Date of Graduation


Document Type


Degree Name

Doctor of Philosophy in Microelectronics-Photonics (PhD)

Degree Level





Woodrow Shew

Committee Member

Julie Stenken

Second Committee Member

Nate Parks

Third Committee Member

Jeffrey Wolchok

Fourth Committee Member

Rick Wise


Acetylcholine, Microdialysis Probe, Microelectrode Array, Neuroscience, Rat Barrel Cortex


The neuronal network in cerebral cortex is a dynamic system that can undergo changes in collective neural activity as the organism changes its behavior. For example, during sleep and quiet restful awake state, many neurons tend to fire together in synchrony. In contrast, during alert awake states, firing patterns of neurons tend to be more asynchronous, firing more independently.
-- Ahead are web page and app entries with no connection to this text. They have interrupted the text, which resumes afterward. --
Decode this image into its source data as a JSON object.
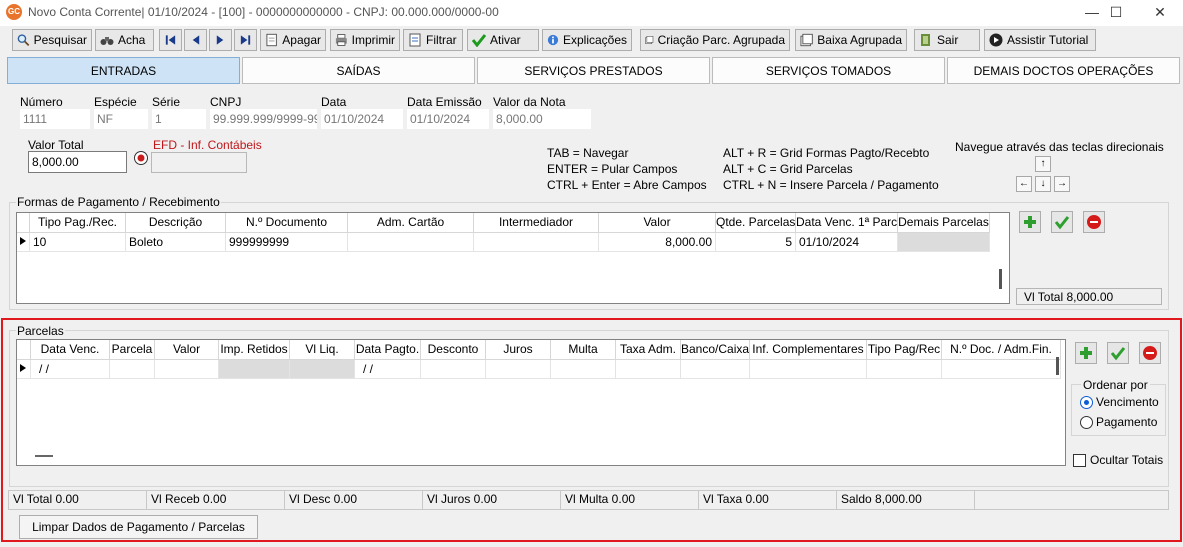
{
  "window": {
    "title": "Novo Conta Corrente|  01/10/2024 - [100] - 0000000000000 - CNPJ: 00.000.000/0000-00",
    "app_icon_text": "GC",
    "minimize": "—",
    "maximize": "☐",
    "close": "✕"
  },
  "toolbar": {
    "pesquisar": "Pesquisar",
    "acha": "Acha",
    "apagar": "Apagar",
    "imprimir": "Imprimir",
    "filtrar": "Filtrar",
    "ativar": "Ativar",
    "explicacoes": "Explicações",
    "criacao": "Criação Parc. Agrupada",
    "baixa": "Baixa Agrupada",
    "sair": "Sair",
    "assistir": "Assistir Tutorial"
  },
  "tabs": [
    "ENTRADAS",
    "SAÍDAS",
    "SERVIÇOS PRESTADOS",
    "SERVIÇOS TOMADOS",
    "DEMAIS DOCTOS OPERAÇÕES"
  ],
  "header_fields": {
    "numero_label": "Número",
    "numero": "1111",
    "especie_label": "Espécie",
    "especie": "NF",
    "serie_label": "Série",
    "serie": "1",
    "cnpj_label": "CNPJ",
    "cnpj": "99.999.999/9999-99",
    "data_label": "Data",
    "data": "01/10/2024",
    "emissao_label": "Data Emissão",
    "emissao": "01/10/2024",
    "valor_label": "Valor da Nota",
    "valor": "8,000.00"
  },
  "valor_total": {
    "label": "Valor Total",
    "value": "8,000.00"
  },
  "efd_label": "EFD - Inf. Contábeis",
  "shortcuts": {
    "col1": [
      "TAB = Navegar",
      "ENTER = Pular Campos",
      "CTRL + Enter = Abre Campos"
    ],
    "col2": [
      "ALT + R = Grid Formas Pagto/Recebto",
      "ALT + C = Grid Parcelas",
      "CTRL + N = Insere Parcela / Pagamento"
    ],
    "nav_title": "Navegue através das teclas direcionais",
    "arrows": {
      "up": "↑",
      "left": "←",
      "down": "↓",
      "right": "→"
    }
  },
  "formas": {
    "title": "Formas de Pagamento / Recebimento",
    "columns": [
      "Tipo Pag./Rec.",
      "Descrição",
      "N.º Documento",
      "Adm. Cartão",
      "Intermediador",
      "Valor",
      "Qtde. Parcelas",
      "Data Venc. 1ª Parc.",
      "Demais Parcelas"
    ],
    "row": {
      "tipo": "10",
      "descricao": "Boleto",
      "documento": "999999999",
      "adm": "",
      "intermediador": "",
      "valor": "8,000.00",
      "qtde": "5",
      "venc": "01/10/2024",
      "demais": ""
    },
    "vl_total": "Vl Total  8,000.00"
  },
  "parcelas": {
    "title": "Parcelas",
    "columns": [
      "Data Venc.",
      "Parcela",
      "Valor",
      "Imp. Retidos",
      "Vl Liq.",
      "Data Pagto.",
      "Desconto",
      "Juros",
      "Multa",
      "Taxa Adm.",
      "Banco/Caixa",
      "Inf. Complementares",
      "Tipo Pag/Rec",
      "N.º Doc. / Adm.Fin."
    ],
    "row": {
      "data_venc": " / /",
      "data_pagto": " / /"
    },
    "ordenar_por": "Ordenar por",
    "vencimento": "Vencimento",
    "pagamento": "Pagamento",
    "ocultar_totais": "Ocultar Totais"
  },
  "status": {
    "vl_total": "Vl Total  0.00",
    "vl_receb": "Vl Receb  0.00",
    "vl_desc": "Vl Desc  0.00",
    "vl_juros": "Vl Juros  0.00",
    "vl_multa": "Vl Multa  0.00",
    "vl_taxa": "Vl Taxa  0.00",
    "saldo": "Saldo  8,000.00"
  },
  "limpar_button": "Limpar Dados de Pagamento / Parcelas",
  "colors": {
    "highlight_border": "#e0191e",
    "active_tab": "#cfe3f7",
    "plus_green": "#2e9e2e",
    "minus_red": "#d51a1a"
  }
}
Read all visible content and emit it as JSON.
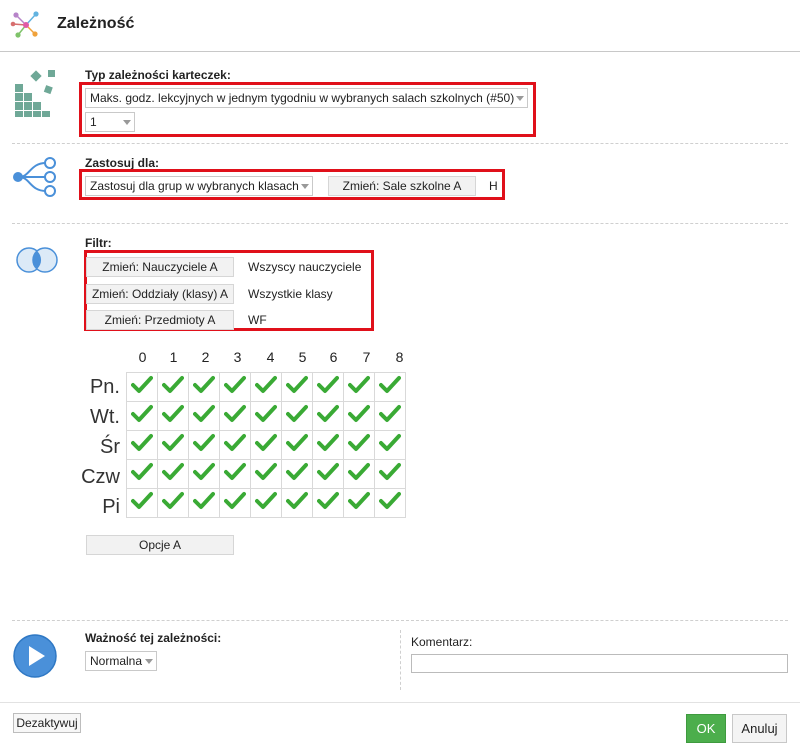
{
  "header": {
    "title": "Zależność"
  },
  "type_section": {
    "label": "Typ zależności karteczek:",
    "type_select": "Maks. godz. lekcyjnych w jednym tygodniu w wybranych salach szkolnych (#50)",
    "count_select": "1"
  },
  "apply_section": {
    "label": "Zastosuj dla:",
    "apply_select": "Zastosuj dla grup w wybranych klasach",
    "change_rooms_button": "Zmień: Sale szkolne A",
    "rooms_value": "H"
  },
  "filter_section": {
    "label": "Filtr:",
    "rows": [
      {
        "button": "Zmień: Nauczyciele A",
        "value": "Wszyscy nauczyciele"
      },
      {
        "button": "Zmień: Oddziały (klasy) A",
        "value": "Wszystkie klasy"
      },
      {
        "button": "Zmień: Przedmioty A",
        "value": "WF"
      }
    ]
  },
  "timetable": {
    "periods": [
      "0",
      "1",
      "2",
      "3",
      "4",
      "5",
      "6",
      "7",
      "8"
    ],
    "days": [
      "Pn.",
      "Wt.",
      "Śr",
      "Czw",
      "Pi"
    ],
    "all_checked": true,
    "check_color": "#3aaa35",
    "options_button": "Opcje A"
  },
  "importance_section": {
    "label": "Ważność tej zależności:",
    "importance_select": "Normalna"
  },
  "comment_section": {
    "label": "Komentarz:",
    "value": ""
  },
  "footer": {
    "deactivate_button": "Dezaktywuj",
    "ok_button": "OK",
    "cancel_button": "Anuluj"
  },
  "colors": {
    "accent_red": "#e0101a",
    "ok_green": "#4cae4c",
    "play_blue": "#4a90d9"
  }
}
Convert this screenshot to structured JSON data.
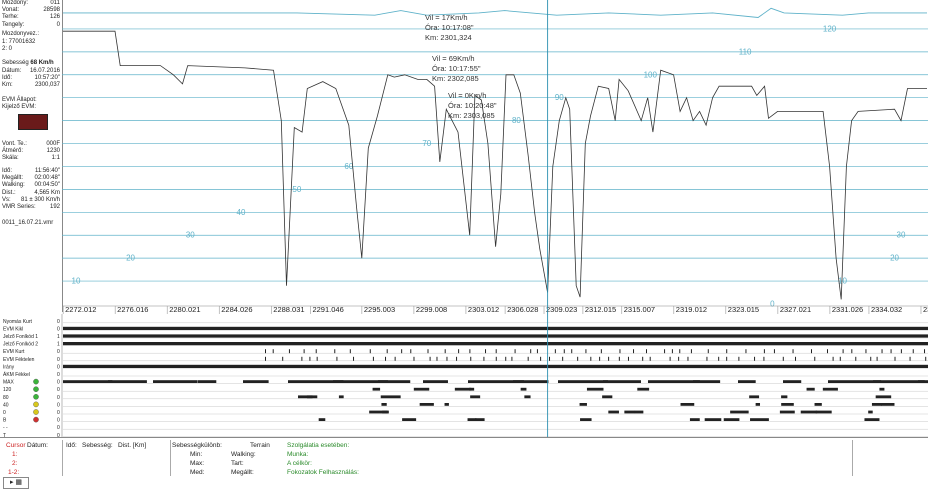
{
  "left_panel": {
    "rows_top": [
      {
        "k": "Mozdony:",
        "v": "011"
      },
      {
        "k": "Vonat:",
        "v": "28598"
      },
      {
        "k": "Terhe:",
        "v": "126"
      },
      {
        "k": "Tengely:",
        "v": "0"
      }
    ],
    "mozdonyvezeto_label": "Mozdonyvez.:",
    "mozdonyvezeto_1": "1: 77001632",
    "mozdonyvezeto_2": "2: 0",
    "sebesseg_label": "Sebesség",
    "sebesseg_value": "68 Km/h",
    "rows_mid": [
      {
        "k": "Dátum:",
        "v": "16.07.2016"
      },
      {
        "k": "Idő:",
        "v": "10:57:20\""
      },
      {
        "k": "Km:",
        "v": "2300,037"
      }
    ],
    "evm_allapot": "EVM Állapot:",
    "kijelzo_evm": "Kijelző EVM:",
    "rows_low": [
      {
        "k": "Vont. Te.:",
        "v": "000F"
      },
      {
        "k": "Átmérő:",
        "v": "1230"
      },
      {
        "k": "Skála:",
        "v": "1:1"
      }
    ],
    "rows_bottom": [
      {
        "k": "Idő:",
        "v": "11:56:40\""
      },
      {
        "k": "Megállt:",
        "v": "02:00:48\""
      },
      {
        "k": "Walking:",
        "v": "00:04:50\""
      },
      {
        "k": "Dist.:",
        "v": "4,565 Km"
      },
      {
        "k": "Vs:",
        "v": "81 ± 300 Km/h"
      },
      {
        "k": "VMR Series:",
        "v": "192"
      }
    ],
    "file": "0011_16.07.21.vmr"
  },
  "chart_data": {
    "type": "line",
    "ylim": [
      0,
      130
    ],
    "xlim": [
      2272.0,
      2338.5
    ],
    "x_tick_labels": [
      "2272.012",
      "2276.016",
      "2280.021",
      "2284.026",
      "2288.031",
      "2291.046",
      "2295.003",
      "2299.008",
      "2303.012",
      "2306.028",
      "2309.023",
      "2312.015",
      "2315.007",
      "2319.012",
      "2323.015",
      "2327.021",
      "2331.026",
      "2334.032",
      "2338.037"
    ],
    "speed_levels": [
      10,
      20,
      30,
      40,
      50,
      60,
      70,
      80,
      90,
      100,
      110,
      120
    ],
    "speed_labels": [
      {
        "v": "0",
        "x": 2326.6
      },
      {
        "v": "10",
        "x": 2273.0
      },
      {
        "v": "10",
        "x": 2332.0
      },
      {
        "v": "20",
        "x": 2277.2
      },
      {
        "v": "20",
        "x": 2336.0
      },
      {
        "v": "30",
        "x": 2281.8
      },
      {
        "v": "30",
        "x": 2336.5
      },
      {
        "v": "40",
        "x": 2285.7
      },
      {
        "v": "50",
        "x": 2290.0
      },
      {
        "v": "60",
        "x": 2294.0
      },
      {
        "v": "70",
        "x": 2300.0
      },
      {
        "v": "80",
        "x": 2306.9
      },
      {
        "v": "90",
        "x": 2310.2
      },
      {
        "v": "100",
        "x": 2317.2
      },
      {
        "v": "110",
        "x": 2324.5
      },
      {
        "v": "120",
        "x": 2331.0
      }
    ],
    "cursor_x": 2309.3,
    "speed_trace": [
      [
        2272.0,
        119
      ],
      [
        2276.0,
        119
      ],
      [
        2276.4,
        104
      ],
      [
        2279.5,
        104
      ],
      [
        2280.5,
        100
      ],
      [
        2281.2,
        96
      ],
      [
        2281.6,
        104
      ],
      [
        2286.0,
        103
      ],
      [
        2288.2,
        102
      ],
      [
        2288.8,
        80
      ],
      [
        2289.2,
        8
      ],
      [
        2289.8,
        77
      ],
      [
        2290.4,
        75
      ],
      [
        2290.8,
        94
      ],
      [
        2292.0,
        97
      ],
      [
        2293.0,
        94
      ],
      [
        2294.0,
        78
      ],
      [
        2294.6,
        42
      ],
      [
        2295.0,
        20
      ],
      [
        2295.5,
        68
      ],
      [
        2296.2,
        82
      ],
      [
        2297.0,
        100
      ],
      [
        2297.5,
        99
      ],
      [
        2298.3,
        100
      ],
      [
        2299.3,
        98
      ],
      [
        2300.0,
        98
      ],
      [
        2300.6,
        95
      ],
      [
        2301.0,
        62
      ],
      [
        2301.5,
        85
      ],
      [
        2302.4,
        75
      ],
      [
        2302.8,
        55
      ],
      [
        2303.3,
        30
      ],
      [
        2303.7,
        91
      ],
      [
        2304.2,
        89
      ],
      [
        2304.7,
        70
      ],
      [
        2305.3,
        25
      ],
      [
        2305.7,
        48
      ],
      [
        2306.1,
        100
      ],
      [
        2306.7,
        100
      ],
      [
        2307.2,
        92
      ],
      [
        2307.8,
        65
      ],
      [
        2308.3,
        40
      ],
      [
        2308.7,
        24
      ],
      [
        2309.3,
        5
      ],
      [
        2309.7,
        60
      ],
      [
        2310.2,
        80
      ],
      [
        2310.7,
        90
      ],
      [
        2311.0,
        85
      ],
      [
        2311.5,
        8
      ],
      [
        2311.8,
        3
      ],
      [
        2312.2,
        70
      ],
      [
        2312.6,
        82
      ],
      [
        2313.2,
        95
      ],
      [
        2314.0,
        94
      ],
      [
        2314.5,
        80
      ],
      [
        2314.8,
        98
      ],
      [
        2315.5,
        93
      ],
      [
        2316.5,
        80
      ],
      [
        2317.0,
        90
      ],
      [
        2317.4,
        75
      ],
      [
        2318.0,
        102
      ],
      [
        2319.0,
        100
      ],
      [
        2319.5,
        84
      ],
      [
        2320.0,
        90
      ],
      [
        2320.5,
        80
      ],
      [
        2321.0,
        84
      ],
      [
        2321.5,
        78
      ],
      [
        2322.0,
        90
      ],
      [
        2322.5,
        95
      ],
      [
        2325.0,
        95
      ],
      [
        2325.4,
        91
      ],
      [
        2326.0,
        95
      ],
      [
        2326.3,
        81
      ],
      [
        2327.0,
        84
      ],
      [
        2330.5,
        84
      ],
      [
        2331.0,
        60
      ],
      [
        2331.5,
        20
      ],
      [
        2331.9,
        2
      ],
      [
        2332.3,
        60
      ],
      [
        2332.7,
        80
      ],
      [
        2333.2,
        84
      ],
      [
        2336.0,
        85
      ],
      [
        2336.5,
        80
      ],
      [
        2337.0,
        94
      ],
      [
        2338.5,
        94
      ]
    ],
    "top_trace": [
      [
        2272.0,
        127
      ],
      [
        2276.0,
        127
      ],
      [
        2280.0,
        127
      ],
      [
        2285.0,
        127
      ],
      [
        2290.0,
        127
      ],
      [
        2296.0,
        126
      ],
      [
        2298.0,
        128
      ],
      [
        2300.0,
        126
      ],
      [
        2304.0,
        127
      ],
      [
        2306.0,
        128
      ],
      [
        2310.0,
        126
      ],
      [
        2314.0,
        127
      ],
      [
        2318.0,
        126
      ],
      [
        2322.0,
        127
      ],
      [
        2325.5,
        125
      ],
      [
        2326.5,
        129
      ],
      [
        2327.5,
        127
      ],
      [
        2332.0,
        126
      ],
      [
        2334.0,
        127
      ],
      [
        2338.5,
        127
      ]
    ],
    "annotations": [
      {
        "lines": [
          "Vil = 17Km/h",
          "Óra: 10:17:08\"",
          "Km: 2301,324"
        ]
      },
      {
        "lines": [
          "Vil = 69Km/h",
          "Óra: 10:17:55\"",
          "Km: 2302,085"
        ]
      },
      {
        "lines": [
          "Vil = 0Km/h",
          "Óra: 10:20:48\"",
          "Km: 2303,085"
        ]
      }
    ]
  },
  "digital": {
    "channels": [
      {
        "label": "Nyomás Kurt",
        "value": "0",
        "lamp": ""
      },
      {
        "label": "EVM Kikl",
        "value": "0",
        "lamp": ""
      },
      {
        "label": "Jelző Fonlkód 1",
        "value": "1",
        "lamp": ""
      },
      {
        "label": "Jelző Fonlkód 2",
        "value": "1",
        "lamp": ""
      },
      {
        "label": "EVM Kurt",
        "value": "0",
        "lamp": ""
      },
      {
        "label": "EVM Féktelen",
        "value": "0",
        "lamp": ""
      },
      {
        "label": "Irány",
        "value": "0",
        "lamp": ""
      },
      {
        "label": "ÁKM Fékkel",
        "value": "0",
        "lamp": ""
      },
      {
        "label": "MAX",
        "value": "0",
        "lamp": "green"
      },
      {
        "label": "120",
        "value": "0",
        "lamp": "green"
      },
      {
        "label": "80",
        "value": "0",
        "lamp": "green"
      },
      {
        "label": "40",
        "value": "0",
        "lamp": "yellow"
      },
      {
        "label": "0",
        "value": "0",
        "lamp": "yellow"
      },
      {
        "label": "B",
        "value": "0",
        "lamp": "red"
      },
      {
        "label": "- -",
        "value": "0",
        "lamp": ""
      },
      {
        "label": "T",
        "value": "0",
        "lamp": ""
      }
    ]
  },
  "footer": {
    "cursor": "Cursor",
    "datum": "Dátum:",
    "ido": "Idő:",
    "sebesseg": "Sebesség:",
    "dist": "Dist. [Km]",
    "sebessegkulonb": "Sebességkülönb:",
    "terrain": "Terrain",
    "szolgalat": "Szolgálatia esetében:",
    "r1": "1:",
    "r2": "2:",
    "r3": "1-2:",
    "min": "Min:",
    "max": "Max:",
    "med": "Med:",
    "walking": "Walking:",
    "tart": "Tart:",
    "megallt": "Megállt:",
    "munka": "Munka:",
    "a_celkor": "A célkör:",
    "fokozat": "Fokozatok Felhasználás:",
    "tool_icon": "▸ ▦"
  },
  "colors": {
    "grid": "#5fb2c9",
    "trace": "#333333",
    "cursor": "#2b8fb0",
    "footer_red": "#cc2222",
    "footer_green": "#2a8a2a"
  }
}
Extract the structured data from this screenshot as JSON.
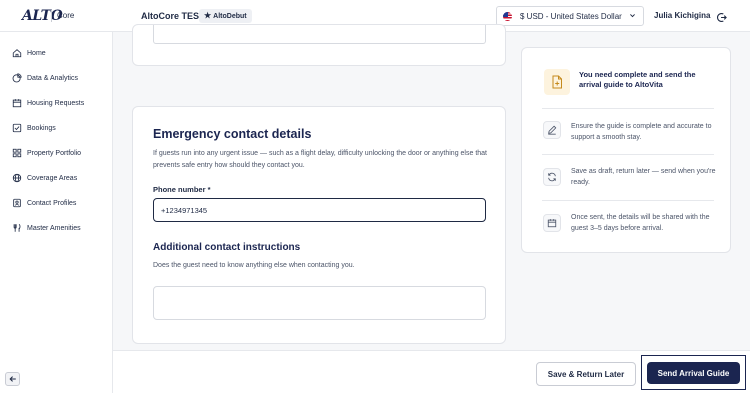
{
  "header": {
    "logo_text": "ALTO",
    "logo_sub": "Core",
    "account_name": "AltoCore TEST",
    "badge_label": "AltoDebut",
    "currency": {
      "selected": "$ USD - United States Dollar",
      "flag_icon": "us-flag-icon"
    },
    "user_name": "Julia Kichigina",
    "logout_icon": "logout-icon"
  },
  "sidebar": {
    "items": [
      {
        "label": "Home",
        "icon": "home-icon"
      },
      {
        "label": "Data & Analytics",
        "icon": "analytics-icon"
      },
      {
        "label": "Housing Requests",
        "icon": "calendar-icon"
      },
      {
        "label": "Bookings",
        "icon": "bookings-icon"
      },
      {
        "label": "Property Portfolio",
        "icon": "grid-icon"
      },
      {
        "label": "Coverage Areas",
        "icon": "globe-icon"
      },
      {
        "label": "Contact Profiles",
        "icon": "contact-icon"
      },
      {
        "label": "Master Amenities",
        "icon": "amenities-icon"
      }
    ],
    "collapse_icon": "arrow-left-icon"
  },
  "form": {
    "section_title": "Emergency contact details",
    "section_description": "If guests run into any urgent issue — such as a flight delay, difficulty unlocking the door or anything else that prevents safe entry how should they contact you.",
    "phone_label": "Phone number *",
    "phone_value": "+1234971345",
    "additional_title": "Additional contact instructions",
    "additional_description": "Does the guest need to know anything else when contacting you.",
    "additional_value": ""
  },
  "info_panel": {
    "title": "You need complete and send the arrival guide to AltoVita",
    "items": [
      {
        "text": "Ensure the guide is complete and accurate to support a smooth stay.",
        "icon": "edit-icon"
      },
      {
        "text": "Save as draft, return later — send when you're ready.",
        "icon": "refresh-icon"
      },
      {
        "text": "Once sent, the details will be shared with the guest 3–5 days before arrival.",
        "icon": "calendar-icon"
      }
    ]
  },
  "actions": {
    "save_label": "Save & Return Later",
    "send_label": "Send Arrival Guide"
  },
  "colors": {
    "primary": "#1b2550",
    "accent_soft": "#fdf3de",
    "background": "#f6f7f9"
  }
}
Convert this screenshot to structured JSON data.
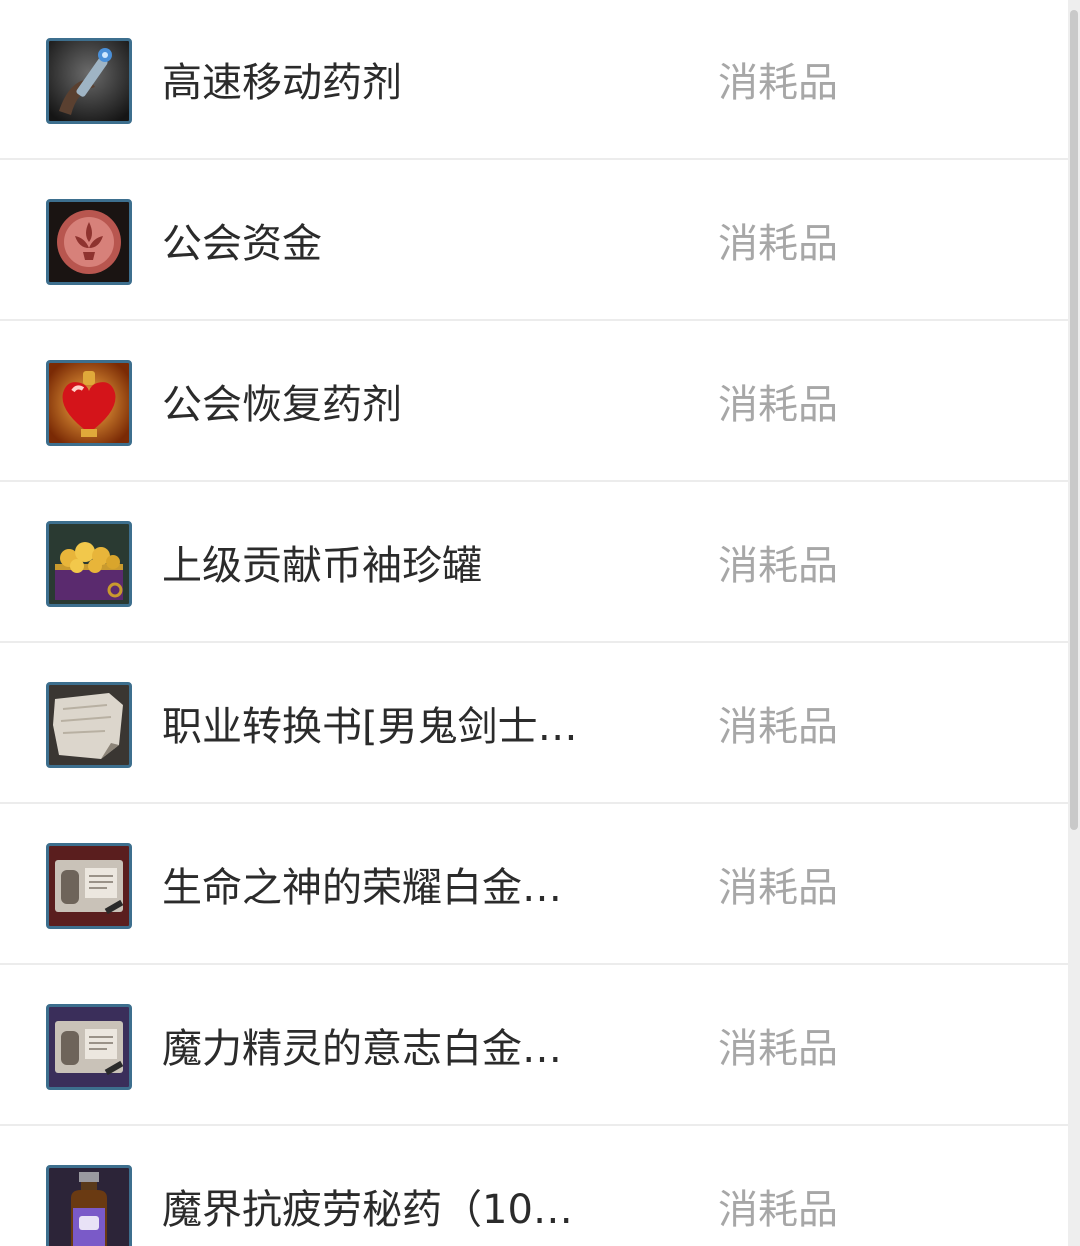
{
  "items": [
    {
      "name": "高速移动药剂",
      "type": "消耗品",
      "icon": "speed-potion-icon"
    },
    {
      "name": "公会资金",
      "type": "消耗品",
      "icon": "guild-coin-icon"
    },
    {
      "name": "公会恢复药剂",
      "type": "消耗品",
      "icon": "heart-potion-icon"
    },
    {
      "name": "上级贡献币袖珍罐",
      "type": "消耗品",
      "icon": "gold-chest-icon"
    },
    {
      "name": "职业转换书[男鬼剑士…",
      "type": "消耗品",
      "icon": "scroll-icon"
    },
    {
      "name": "生命之神的荣耀白金…",
      "type": "消耗品",
      "icon": "platinum-box-icon"
    },
    {
      "name": "魔力精灵的意志白金…",
      "type": "消耗品",
      "icon": "platinum-box-icon"
    },
    {
      "name": "魔界抗疲劳秘药（10…",
      "type": "消耗品",
      "icon": "medicine-bottle-icon"
    }
  ],
  "colors": {
    "icon_border": "#3d6f8e",
    "name_text": "#2b2b2b",
    "type_text": "#a7a7a7",
    "divider": "#ececec"
  }
}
These changes in population-level synchrony are defined as changes in cortical state. Response to sensory input is state-dependent, i.e., change in cortical state can impact the sensory information processing in cortex and introduce trial-to-trial variability in response to the same repeated stimuli. How the brain maintains reliable perception in spite of such trial-to-trial variability is a longstanding important question in neuroscience research. This dissertation is centered on two hypotheses. The first hypothesis is that different parts of the cortex can be in different states simultaneously. The second hypothesis is that inhomogeneity in cortical states can benefit the system by enabling the cortical network to maintain reliable sensory detection. If one part of the system is in a state that is not good for detection, then another part of the system could be in a different state that is good for detection, thus compensating and maintaining good detection for the system as a whole. These hypotheses were tested on anesthetized rats and awake mice. In anesthetized rats, cholinergic neuromodulation via microdialysis (μD) probes was used to induce cortical state changes in the somatosensory barrel cortex. Changes in cortical state and response to whisker stimulus was recorded with a microelectrode array (MEA). In awake mice, nucleus basalis was optogenetically stimulated by inserting an optic fiber in basal forebrain and response to visual stimulus was analyzed. The results demonstrated heterogeneity in cortical state across the spatial extent of cortical network. Changes in sensory response followed this heterogeneity and sensory detection was not reliable at the level of single neurons or small regions of cortex. The greater population of neurons, on the other hand, maintained reliable sensory detection, suggesting that heterogeneous state can be functionally beneficial for the cortical network.